The creation of a new journal, World Future Review, is a new and promising approach to a long-standing problem: How can the World Future Society best serve those members who want more-detailed information than can be published in THE FUTURIST magazine?
The problem surfaced as early as 1966 during the discussions that led to the Society's founding. Some of the founders envisioned the Society as a highly professional association for people with advanced degrees or special training in dealing with futures research and public policy issues.
After much debate about possible requirements for people wishing to join the Society's planned Professional Section, the organizers decided that there should be no prerequisites for membership. Instead, it would be self-selective: A higher level of dues would be required for people joining the Professional Section, but the Section would be open to anyone willing to pay the higher dues required to provide the special services for Professional Members. The services would include publications and meetings limited to Professional Members.
The policies governing the Professional Section have continued since the Society's early years, but the services have evolved through the years as the Society's leadership sought the best means of meeting the needs of its Professional Membership.
In 1968, the Society initiated a "Supplemental Program," which consisted of a monthly newsletter plus copies of future-oriented manuscripts and reports received from scientists, government officials, and scholars.
At the time, the Society depended entirely on volunteer labor and could not afford one of the new and expensive Xerox machines, so the manuscripts and the newsletter had to be laboriously mimeographed and collated, largely by volunteers working in the home of Charles and Yvonne Williams. Charles Williams, one of the founders of the Society, had taken the initiative in establishing the Supplemental Program.
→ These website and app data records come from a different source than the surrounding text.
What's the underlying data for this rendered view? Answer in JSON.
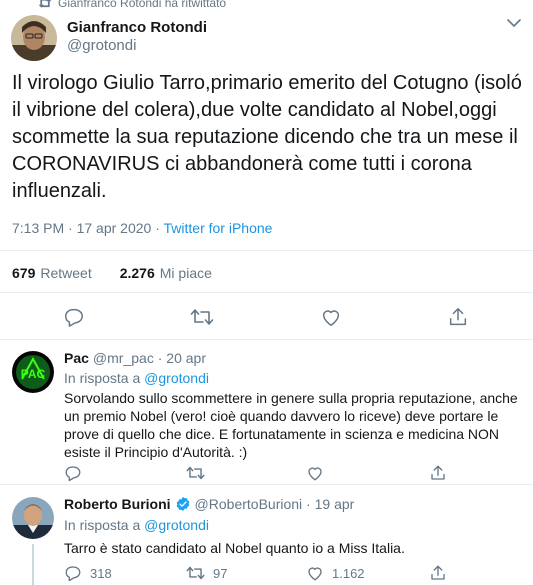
{
  "retweet_context": {
    "text": "Gianfranco Rotondi ha ritwittato",
    "icon": "retweet-icon"
  },
  "main_tweet": {
    "author_name": "Gianfranco Rotondi",
    "author_handle": "@grotondi",
    "text": "Il virologo Giulio Tarro,primario emerito del Cotugno (isoló il vibrione del colera),due volte candidato al Nobel,oggi scommette la sua reputazione dicendo che tra un mese il CORONAVIRUS ci abbandonerà come tutti i corona influenzali.",
    "time": "7:13 PM · 17 apr 2020 · ",
    "source": "Twitter for iPhone",
    "retweets_count": "679",
    "retweets_label": "Retweet",
    "likes_count": "2.276",
    "likes_label": "Mi piace",
    "icons": [
      "reply-icon",
      "retweet-icon",
      "like-icon",
      "share-icon",
      "chevron-down-icon"
    ]
  },
  "replies": [
    {
      "author_name": "Pac",
      "author_handle": "@mr_pac",
      "date": "20 apr",
      "reply_to_prefix": "In risposta a ",
      "reply_to_handle": "@grotondi",
      "text": "Sorvolando sullo scommettere in genere sulla propria reputazione, anche un premio Nobel (vero! cioè quando davvero lo riceve) deve portare le prove di quello che dice. E fortunatamente in scienza e medicina NON esiste il Principio d'Autorità. :)",
      "reply_count": "",
      "retweet_count": "",
      "like_count": ""
    },
    {
      "author_name": "Roberto Burioni",
      "author_handle": "@RobertoBurioni",
      "date": "19 apr",
      "verified": true,
      "reply_to_prefix": "In risposta a ",
      "reply_to_handle": "@grotondi",
      "text": "Tarro è stato candidato al Nobel quanto io a Miss Italia.",
      "reply_count": "318",
      "retweet_count": "97",
      "like_count": "1.162"
    }
  ],
  "colors": {
    "link": "#1b95e0",
    "muted": "#657786",
    "text": "#14171a",
    "divider": "#e6ecf0",
    "verified": "#1da1f2"
  }
}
Despite the primitive quality of the printing, the mimeographed newsletter proved quite popular with the first Professional Members, However, producing these products imposed a heavy burden on the Williams family, and after a few years, the task passed to other volunteers and the Society's headquarters staff. (The Society hired its first employee in 1969.)
As the Professional Membership grew, the monthly newsletter improved in size and content and began to be professionally printed, but copying and collating hundreds of copies of scholarly papers proved increasingly impractical.
So, in 1975, the World future Society Bulletin was transformed from a newsletter into a journal that could incorporate the scholarly papers. At that point, Lane Jennings, a scholar with a doctorate in German literature from Harvard University, took over the editorship from me; 1 had been editing the Bulletin in addition to THE FUTURIST since their inception.
The Birth of Future Survey
Three years later, one of the Society's early members, Michael Marien, approached the Society with an unusual proposal.
Marien, a social scientist with a doctorate from Syracuse University, had been a research fellow at Syracuse's Educational Policy Research Center, where he developed an extraordinary knowledge of books and reports dealing with public policy issues and the human future.
When the Center closed in 1972, Marien set up his own firm, information for Policy Design, and began serving clients eager to use his unique talents. In 1976 he published a remarkable 399-page volume entitled Societal Directions and Alternatives: A Critical Guide to the Literature. This volume showcased his exceptional ability to extract the key thoughts from massive amounts of current literature and to summarize these insights in brief but perceptive abstracts.
In 1978, Marien approached Peter Zuckerman, the Society's secretary-treasurer, to see if the World Future Society would be interested in publishing a monthly newsletter describing new books and articles dealing with the future. …